Dataset rows describing interfaces
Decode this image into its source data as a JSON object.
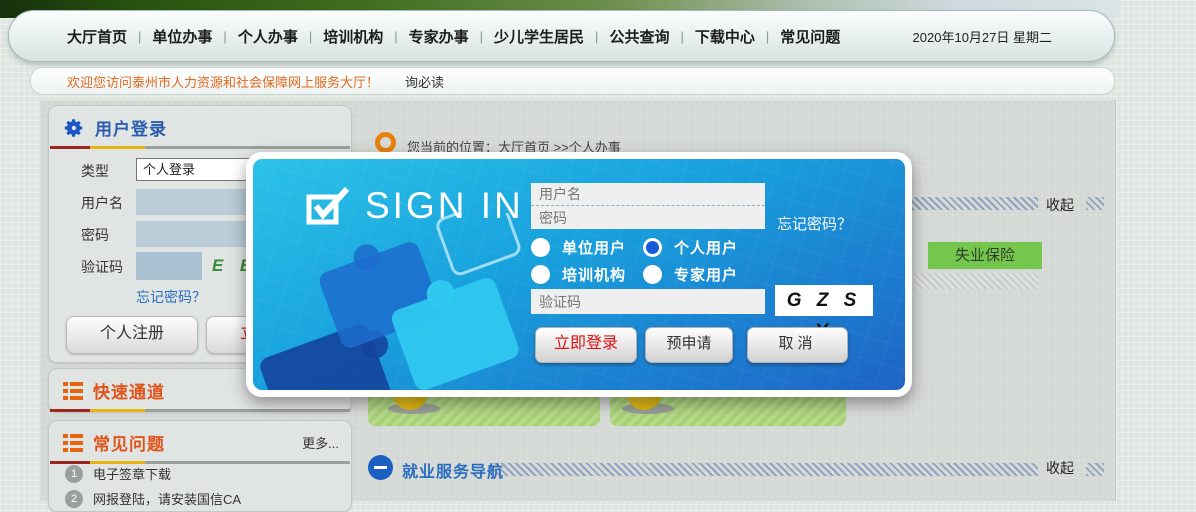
{
  "nav": {
    "items": [
      "大厅首页",
      "单位办事",
      "个人办事",
      "培训机构",
      "专家办事",
      "少儿学生居民",
      "公共查询",
      "下载中心",
      "常见问题"
    ],
    "separator": "|",
    "date": "2020年10月27日 星期二"
  },
  "welcome": {
    "text": "欢迎您访问泰州市人力资源和社会保障网上服务大厅！",
    "suffix": "询必读"
  },
  "sidebar": {
    "login": {
      "title": "用户登录",
      "type_label": "类型",
      "type_value": "个人登录",
      "username_label": "用户名",
      "password_label": "密码",
      "captcha_label": "验证码",
      "captcha_code": "E B",
      "forgot": "忘记密码？",
      "register_button": "个人注册",
      "login_button": "立即登录"
    },
    "quick": {
      "title": "快速通道"
    },
    "faq": {
      "title": "常见问题",
      "more": "更多...",
      "items": [
        {
          "num": "1",
          "text": "电子签章下载"
        },
        {
          "num": "2",
          "text": "网报登陆，请安装国信CA"
        }
      ]
    }
  },
  "main": {
    "breadcrumb": "您当前的位置：大厅首页 >>个人办事",
    "collapse_label": "收起",
    "unemployment_button": "失业保险",
    "employment_nav_title": "就业服务导航"
  },
  "modal": {
    "brand": "SIGN IN",
    "username_placeholder": "用户名",
    "password_placeholder": "密码",
    "forgot": "忘记密码？",
    "radios": [
      {
        "label": "单位用户",
        "checked": false
      },
      {
        "label": "个人用户",
        "checked": true
      },
      {
        "label": "培训机构",
        "checked": false
      },
      {
        "label": "专家用户",
        "checked": false
      }
    ],
    "captcha_placeholder": "验证码",
    "captcha_code": "G Z S Y",
    "buttons": {
      "login": "立即登录",
      "pre_apply": "预申请",
      "cancel": "取消"
    }
  },
  "colors": {
    "modal_gradient_top": "#2cc2e8",
    "modal_gradient_bottom": "#1e63c6",
    "accent_orange": "#e0541a",
    "accent_blue": "#2a6cc0",
    "green_button": "#74c74c",
    "captcha_green": "#3a8a3a",
    "underline_red": "#9c271f",
    "underline_yellow": "#e7b512"
  }
}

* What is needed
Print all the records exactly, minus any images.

* Response for this exercise
Decode this image into its source data as a JSON object.
{
  "nav": {
    "items": [
      "大厅首页",
      "单位办事",
      "个人办事",
      "培训机构",
      "专家办事",
      "少儿学生居民",
      "公共查询",
      "下载中心",
      "常见问题"
    ],
    "separator": "|",
    "date": "2020年10月27日 星期二"
  },
  "welcome": {
    "text": "欢迎您访问泰州市人力资源和社会保障网上服务大厅！",
    "suffix": "询必读"
  },
  "sidebar": {
    "login": {
      "title": "用户登录",
      "type_label": "类型",
      "type_value": "个人登录",
      "username_label": "用户名",
      "password_label": "密码",
      "captcha_label": "验证码",
      "captcha_code": "E B",
      "forgot": "忘记密码？",
      "register_button": "个人注册",
      "login_button": "立即登录"
    },
    "quick": {
      "title": "快速通道"
    },
    "faq": {
      "title": "常见问题",
      "more": "更多...",
      "items": [
        {
          "num": "1",
          "text": "电子签章下载"
        },
        {
          "num": "2",
          "text": "网报登陆，请安装国信CA"
        }
      ]
    }
  },
  "main": {
    "breadcrumb": "您当前的位置：大厅首页 >>个人办事",
    "collapse_label": "收起",
    "unemployment_button": "失业保险",
    "employment_nav_title": "就业服务导航"
  },
  "modal": {
    "brand": "SIGN IN",
    "username_placeholder": "用户名",
    "password_placeholder": "密码",
    "forgot": "忘记密码？",
    "radios": [
      {
        "label": "单位用户",
        "checked": false
      },
      {
        "label": "个人用户",
        "checked": true
      },
      {
        "label": "培训机构",
        "checked": false
      },
      {
        "label": "专家用户",
        "checked": false
      }
    ],
    "captcha_placeholder": "验证码",
    "captcha_code": "G Z S Y",
    "buttons": {
      "login": "立即登录",
      "pre_apply": "预申请",
      "cancel": "取消"
    }
  },
  "colors": {
    "modal_gradient_top": "#2cc2e8",
    "modal_gradient_bottom": "#1e63c6",
    "accent_orange": "#e0541a",
    "accent_blue": "#2a6cc0",
    "green_button": "#74c74c",
    "captcha_green": "#3a8a3a",
    "underline_red": "#9c271f",
    "underline_yellow": "#e7b512"
  }
}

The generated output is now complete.